For (the sake of) auld lang syne…

COMING UP in 2018, a new novel: ‘A Worldly Tale Told Of Mothy Chambers’

by K.G.V. Barnwell

Doing the plumbing #rhymes #fruit #tradition #poetry

The Victoria plum: a classic English autumn fruit, turns from a raw, sour green to a plump, luscious, beautifully blemished pinky-purple plum palette with a sweet, juicy, light-yellow flesh circling a slim pointed stone.

This is the plumbing work of the garden… No spanners, no pumps, no overflows, no leaks (only plums!) just a slender hand is required to reach through the leafy branches and gently twist and pluck the meaty morsels from their stems.Now what to do? Perfect as they are, whole or sliced, try compotes, jams and preserves – preserving means a happy surprise at Christmas to find an autumn plum amongst your feast – adventurous pies and crumbles, add cinnamon and warm it up!

Little Jack Horner
‘Little Jack Horner
Sat in the corner
Eating a Christmas pie;
He put in his thumb,
And pulled out a plum,
And said “What a good boy am I”‘

An English language nursery rhyme; the earliest reference to the verse was in ‘Namby Pamby,’ a ballad by Henry Carey, published 1725.
These are the common modern lyrics.

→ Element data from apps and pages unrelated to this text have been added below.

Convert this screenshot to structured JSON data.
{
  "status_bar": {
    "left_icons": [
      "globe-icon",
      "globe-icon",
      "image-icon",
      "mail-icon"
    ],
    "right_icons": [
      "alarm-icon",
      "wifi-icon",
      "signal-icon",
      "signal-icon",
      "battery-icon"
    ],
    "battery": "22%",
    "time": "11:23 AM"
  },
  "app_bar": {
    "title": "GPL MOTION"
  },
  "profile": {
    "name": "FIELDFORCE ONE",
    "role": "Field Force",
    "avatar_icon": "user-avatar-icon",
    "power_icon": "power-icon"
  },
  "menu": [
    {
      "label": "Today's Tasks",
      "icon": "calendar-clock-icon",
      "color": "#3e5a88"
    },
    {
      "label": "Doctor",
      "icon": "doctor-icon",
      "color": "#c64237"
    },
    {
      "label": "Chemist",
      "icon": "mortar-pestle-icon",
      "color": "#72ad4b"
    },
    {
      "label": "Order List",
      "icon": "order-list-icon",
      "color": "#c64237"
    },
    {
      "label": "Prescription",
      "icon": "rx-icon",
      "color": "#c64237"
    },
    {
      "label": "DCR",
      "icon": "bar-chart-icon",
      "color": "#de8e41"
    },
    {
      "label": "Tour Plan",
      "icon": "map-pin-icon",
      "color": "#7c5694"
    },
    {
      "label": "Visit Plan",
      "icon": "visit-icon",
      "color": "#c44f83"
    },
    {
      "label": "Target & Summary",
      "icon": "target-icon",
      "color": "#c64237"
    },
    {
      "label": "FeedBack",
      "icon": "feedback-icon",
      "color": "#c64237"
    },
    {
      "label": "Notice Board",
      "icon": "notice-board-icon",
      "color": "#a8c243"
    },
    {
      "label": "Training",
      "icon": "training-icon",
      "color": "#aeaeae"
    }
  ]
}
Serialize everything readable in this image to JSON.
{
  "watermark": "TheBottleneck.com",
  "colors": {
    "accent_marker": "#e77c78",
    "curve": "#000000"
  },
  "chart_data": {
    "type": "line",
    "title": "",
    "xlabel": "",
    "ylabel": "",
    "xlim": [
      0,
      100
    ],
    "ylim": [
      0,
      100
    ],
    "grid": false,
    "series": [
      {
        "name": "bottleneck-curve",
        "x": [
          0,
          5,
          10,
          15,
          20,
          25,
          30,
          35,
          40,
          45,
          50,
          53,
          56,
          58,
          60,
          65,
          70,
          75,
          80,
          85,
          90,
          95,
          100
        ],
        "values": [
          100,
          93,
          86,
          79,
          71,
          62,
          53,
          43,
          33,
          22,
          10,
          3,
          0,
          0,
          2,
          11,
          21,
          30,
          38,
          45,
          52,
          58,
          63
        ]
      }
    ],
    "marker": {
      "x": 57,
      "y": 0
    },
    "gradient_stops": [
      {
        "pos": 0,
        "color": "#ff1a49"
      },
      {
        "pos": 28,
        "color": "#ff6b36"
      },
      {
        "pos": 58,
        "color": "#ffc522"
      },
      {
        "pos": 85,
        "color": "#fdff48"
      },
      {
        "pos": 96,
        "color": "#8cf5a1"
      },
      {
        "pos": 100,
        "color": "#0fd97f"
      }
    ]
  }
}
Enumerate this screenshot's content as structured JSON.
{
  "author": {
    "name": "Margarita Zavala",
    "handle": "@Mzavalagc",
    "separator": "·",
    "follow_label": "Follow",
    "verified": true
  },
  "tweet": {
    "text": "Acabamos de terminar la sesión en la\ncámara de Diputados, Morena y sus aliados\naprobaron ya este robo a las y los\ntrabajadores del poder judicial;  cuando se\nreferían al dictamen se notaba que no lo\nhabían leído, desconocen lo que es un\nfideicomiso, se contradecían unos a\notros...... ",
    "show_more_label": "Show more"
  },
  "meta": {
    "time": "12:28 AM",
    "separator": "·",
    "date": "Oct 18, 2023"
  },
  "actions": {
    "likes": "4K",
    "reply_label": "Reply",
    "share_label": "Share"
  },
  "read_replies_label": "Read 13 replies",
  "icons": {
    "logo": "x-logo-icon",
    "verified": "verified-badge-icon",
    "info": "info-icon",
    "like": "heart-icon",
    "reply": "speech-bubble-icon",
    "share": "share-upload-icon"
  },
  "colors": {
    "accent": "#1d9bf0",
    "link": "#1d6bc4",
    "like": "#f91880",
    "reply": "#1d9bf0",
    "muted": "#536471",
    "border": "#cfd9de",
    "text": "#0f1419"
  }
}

Marvelling at Mr Marvell

Andrew Marvell (31st March 1621- 16th August 1678), writing in the 17th century contemplates a garden of delights, enjoying its fruitful bounty (the traditional like the apple, and the exotic like the peach) in as excited a fashion as we would today. A simple rhyming scheme & exact syllables per line make this a jolly, bouncy poem…
Blooming Marvellous!

‘What wondrous life is this I lead!
Ripe apples drop about my head;
The luscious clusters of the vine
Upon my mouth do crush their wine;
The nectarine and curious peach
Into my hands themselves do reach;
Stumbling on melons, as I pass,
Ensnared with flowers, I fall on grass…’

From Thoughts in a Garden